Once again, it will be half-day hunts (mornings) for adult hunters in the southern zone (desert areas), but youth can hunt all day during the early season. The full-day hunt for juniors allows young hunters to dove hunt after school.
The juniors-only dove hunt at Robbins Butte Wildlife Area is set for Sept. 8-9. The Chandler Rod and Gun Club will be providing a pancake and sausage breakfast each morning following the junior dove hunt.
Dove hunters should keep in mind Arizona is cooperating with the U.S. Fish and Wildlife Service in collecting mourning dove wings from hunters this year.
Randomly selected hunters will be asked to save one wing from each dove during the first week of the season and mail the wings — postage free — to the U.S. Fish and Wildlife Service. Hunters in the field may also be contacted and asked to contribute wings.
Data from the wings will be used to estimate annual productivity of the dove population and in helping establish hunting regulations.
Don’t forget dove and band-tailed pigeon (including coots, snipe, and common moorhens) hunters ages 16 and older must purchase a $4.50 Arizona Migratory Bird Stamp for the 2007-2008 season. The stamp validates a hunting license for the federal Harvest Information Program.
Visit www.azgfd.gov to view the 2007-08 dove and band-tailed pigeon regulations.
Widely distributed, the dove is the most numerous game bird in our land, and if you love barrel-heating action, the September opener is the day for you.
There are certain steps that successful hunters take to insure limits, says Jerry Lange of Phoenix, outdoor writer and columnist.
One is scouting prior to your hunt. It is more important than ever in these days of rapid urban growth and ever-changing land status. Lange recommends you look for roosting sites in salt cedar thickets, mesquite stands, and citrus groves — anywhere there is dense vegetation near food and water sources.

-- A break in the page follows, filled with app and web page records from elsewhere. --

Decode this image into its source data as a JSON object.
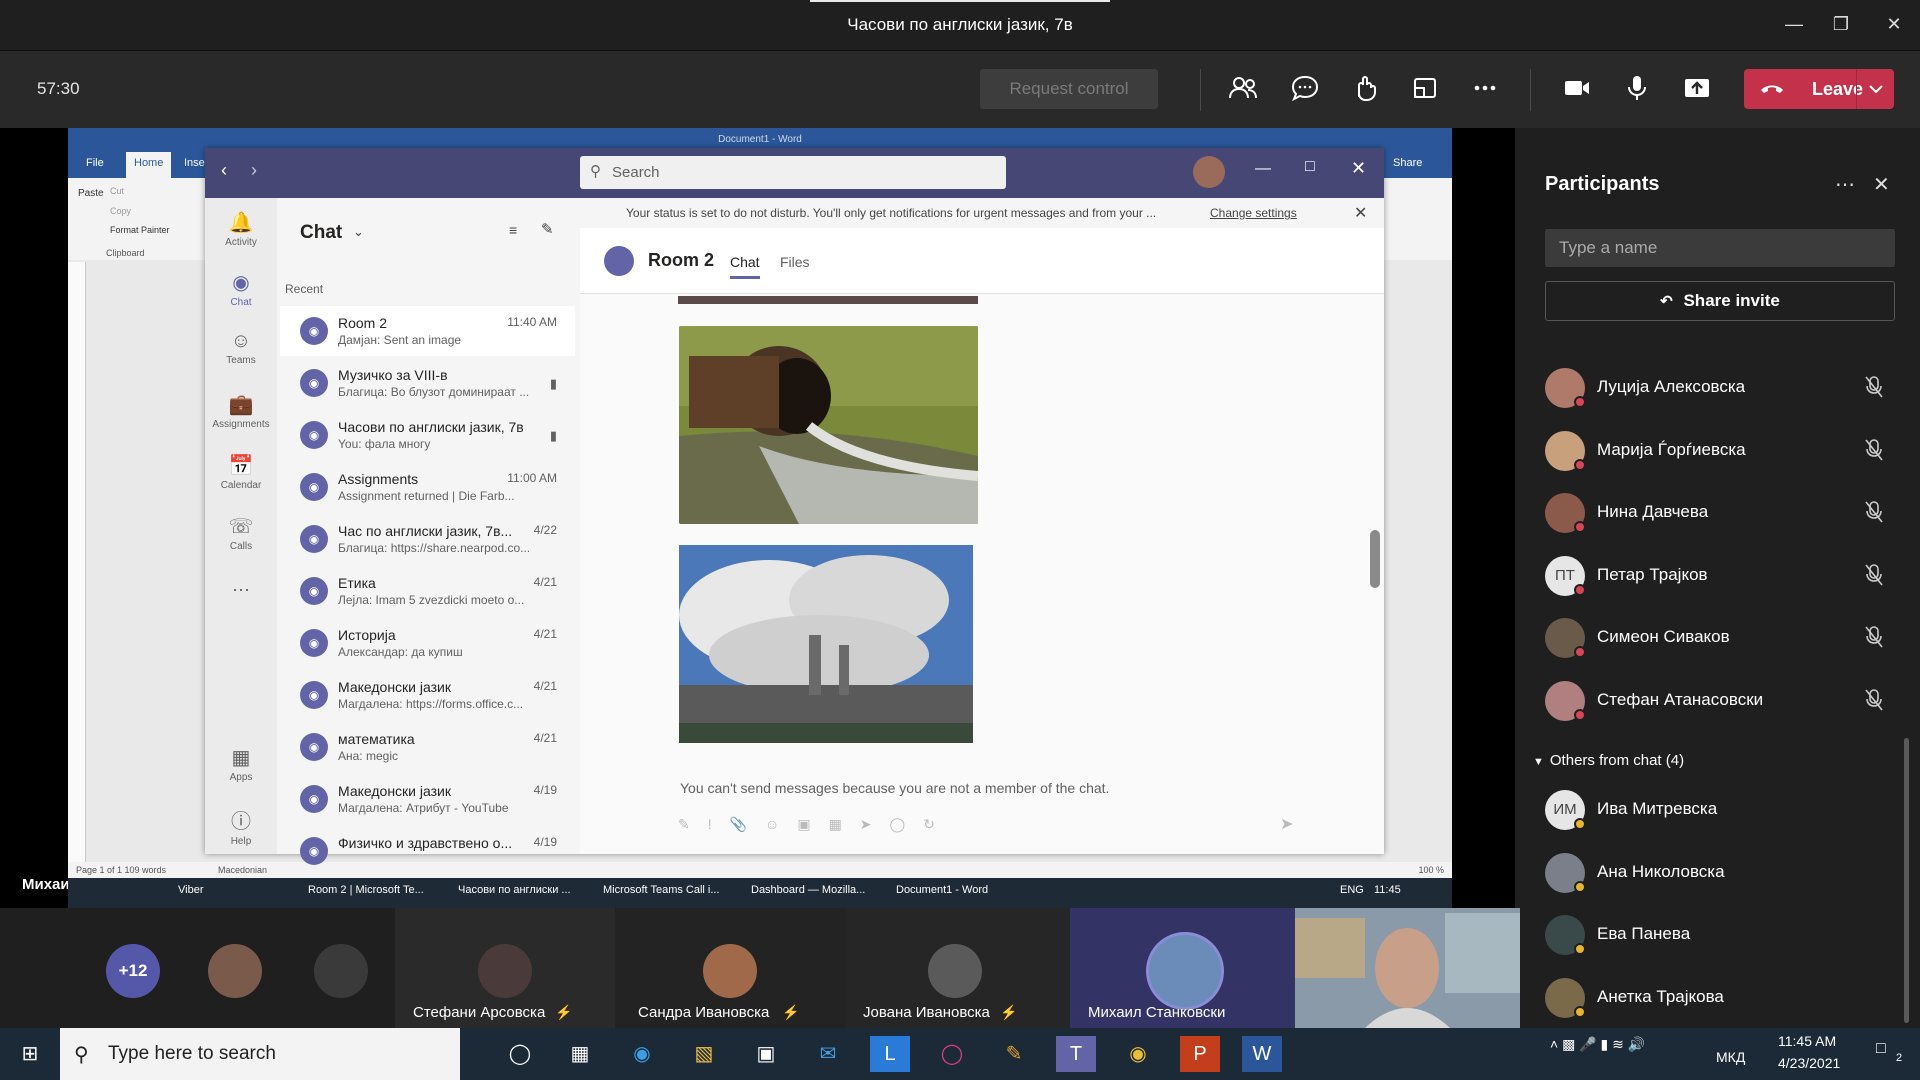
{
  "window": {
    "title": "Часови по англиски јазик, 7в"
  },
  "meeting_bar": {
    "timer": "57:30",
    "request_control": "Request control",
    "leave": "Leave"
  },
  "shared_screen": {
    "word": {
      "title": "Document1 - Word",
      "tabs": [
        "File",
        "Home",
        "Inser"
      ],
      "share": "Share",
      "clipboard": {
        "paste": "Paste",
        "cut": "Cut",
        "copy": "Copy",
        "format_painter": "Format Painter",
        "group": "Clipboard"
      },
      "status_left": "Page 1 of 1    109 words",
      "status_lang": "Macedonian",
      "zoom": "100 %"
    },
    "presenter_label": "Михаил Станковски",
    "teams": {
      "search_placeholder": "Search",
      "rail": [
        {
          "label": "Activity"
        },
        {
          "label": "Chat"
        },
        {
          "label": "Teams"
        },
        {
          "label": "Assignments"
        },
        {
          "label": "Calendar"
        },
        {
          "label": "Calls"
        },
        {
          "label": "Apps"
        },
        {
          "label": "Help"
        }
      ],
      "chat_header": "Chat",
      "recent_label": "Recent",
      "chats": [
        {
          "name": "Room 2",
          "preview": "Дамјан: Sent an image",
          "time": "11:40 AM"
        },
        {
          "name": "Музичко за VIII-в",
          "preview": "Благица: Во блузот доминираат ...",
          "time": ""
        },
        {
          "name": "Часови по англиски јазик, 7в",
          "preview": "You: фала многу",
          "time": ""
        },
        {
          "name": "Assignments",
          "preview": "Assignment returned | Die Farb...",
          "time": "11:00 AM"
        },
        {
          "name": "Час по англиски јазик, 7в...",
          "preview": "Благица: https://share.nearpod.co...",
          "time": "4/22"
        },
        {
          "name": "Етика",
          "preview": "Лејла: Imam 5 zvezdicki moeto o...",
          "time": "4/21"
        },
        {
          "name": "Историја",
          "preview": "Александар: да купиш",
          "time": "4/21"
        },
        {
          "name": "Македонски јазик",
          "preview": "Магдалена: https://forms.office.c...",
          "time": "4/21"
        },
        {
          "name": "математика",
          "preview": "Ана: megic",
          "time": "4/21"
        },
        {
          "name": "Македонски јазик",
          "preview": "Магдалена: Атрибут - YouTube",
          "time": "4/19"
        },
        {
          "name": "Физичко и здравствено о...",
          "preview": "",
          "time": "4/19"
        }
      ],
      "dnd_text": "Your status is set to do not disturb. You'll only get notifications for urgent messages and from your ...",
      "dnd_link": "Change settings",
      "room_title": "Room 2",
      "room_tabs": [
        "Chat",
        "Files"
      ],
      "cannot_send": "You can't send messages because you are not a member of the chat."
    },
    "inner_taskbar": [
      "Viber",
      "Room 2 | Microsoft Te...",
      "Часови по англиски ...",
      "Microsoft Teams Call i...",
      "Dashboard — Mozilla...",
      "Document1 - Word"
    ],
    "inner_tray": {
      "lang": "ENG",
      "time": "11:45"
    }
  },
  "participants": {
    "title": "Participants",
    "search_placeholder": "Type a name",
    "share_invite": "Share invite",
    "list": [
      {
        "name": "Луција Алексовска",
        "initials": "",
        "color": "#b07a6a"
      },
      {
        "name": "Марија Ѓорѓиевска",
        "initials": "",
        "color": "#c9a07c"
      },
      {
        "name": "Нина Давчева",
        "initials": "",
        "color": "#8c5a4a"
      },
      {
        "name": "Петар Трајков",
        "initials": "ПТ",
        "color": "#e6e6e6"
      },
      {
        "name": "Симеон Сиваков",
        "initials": "",
        "color": "#6a5a4a"
      },
      {
        "name": "Стефан Атанасовски",
        "initials": "",
        "color": "#b08080"
      }
    ],
    "others_label": "Others from chat (4)",
    "others": [
      {
        "name": "Ива Митревска",
        "initials": "ИМ",
        "color": "#e6e6e6"
      },
      {
        "name": "Ана Николовска",
        "initials": "",
        "color": "#7a7f8a"
      },
      {
        "name": "Ева Панева",
        "initials": "",
        "color": "#3a4a4a"
      },
      {
        "name": "Анетка Трајкова",
        "initials": "",
        "color": "#7a6a4a"
      }
    ]
  },
  "gallery": {
    "overflow": "+12",
    "tiles": [
      {
        "name": "Стефани Арсовска"
      },
      {
        "name": "Сандра Ивановска"
      },
      {
        "name": "Јована Ивановска"
      },
      {
        "name": "Михаил Станковски"
      }
    ]
  },
  "taskbar": {
    "search_placeholder": "Type here to search",
    "time": "11:45 AM",
    "date": "4/23/2021",
    "lang": "МКД",
    "notif": "2"
  }
}
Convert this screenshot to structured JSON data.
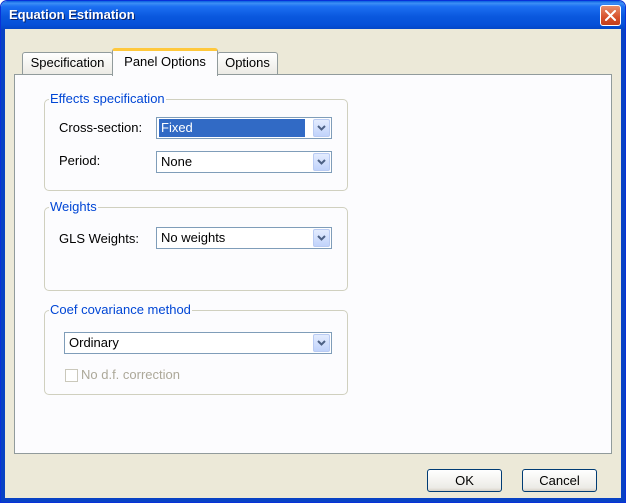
{
  "window": {
    "title": "Equation Estimation"
  },
  "tabs": [
    {
      "label": "Specification",
      "active": false
    },
    {
      "label": "Panel Options",
      "active": true
    },
    {
      "label": "Options",
      "active": false
    }
  ],
  "effects_spec": {
    "title": "Effects specification",
    "cross_section_label": "Cross-section:",
    "cross_section_value": "Fixed",
    "period_label": "Period:",
    "period_value": "None"
  },
  "weights": {
    "title": "Weights",
    "gls_label": "GLS Weights:",
    "gls_value": "No weights"
  },
  "coef_cov": {
    "title": "Coef covariance method",
    "method_value": "Ordinary",
    "df_correction_label": "No d.f. correction",
    "df_correction_checked": false
  },
  "buttons": {
    "ok": "OK",
    "cancel": "Cancel"
  },
  "icons": {
    "close": "close-icon",
    "dropdown": "chevron-down-icon"
  },
  "colors": {
    "titlebar": "#0a58de",
    "group_title": "#0046d5",
    "selection": "#316ac5"
  }
}
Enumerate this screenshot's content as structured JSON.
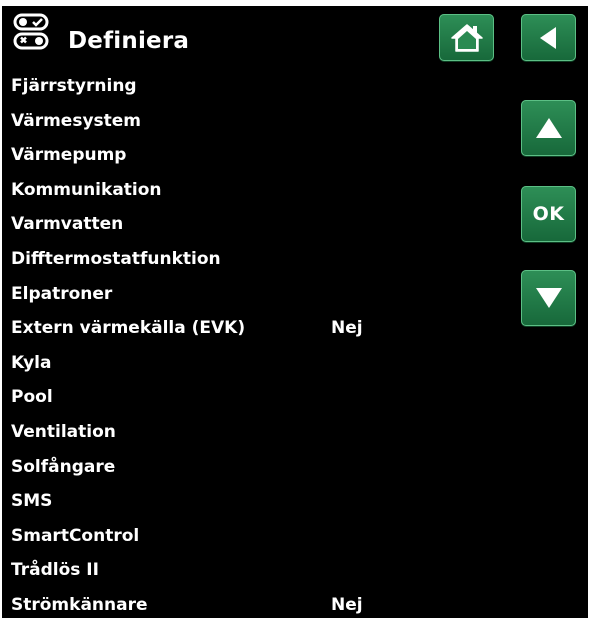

After you’ve found good concentrations of birds, study their flight patterns so you can position yourself under them on opening day. You’ll discover that doves usually take fairly fixed routes to and from watering and feeding areas. When they are converging on a field from all directions, they are coming from different roosting sites.
Lange suggests spending some time observing them before opening day will help you pick out flight paths and, on occasion, you can position yourself where flights intersect.
Fishing hot spot
Lake Pleasant: If you still haven’t tried this lake’s striper fishing, you’re missing a great opportunity. Great reports keep rolling in from anglers catching dozens of hard-fishing striped bass. A new state record striper was caught here recently. Striper fishing is good at night near the marina tires, the intakes, or in the northern coves at night under lights, especially over submerged creek channels. There is a good topwater bite at first light for stripers, whites and largemouth, but sometimes the best bite occurs in the late morning. The bite at first light is often inside the coves. The late-morning bite is typically along the major points, islands and reefs of the main lake. For a complete fishing report from the Arizona Game & Fish Dept., go to www.eastvalleytribune.com.
P.O. Box 859, Mesa, AZ 85211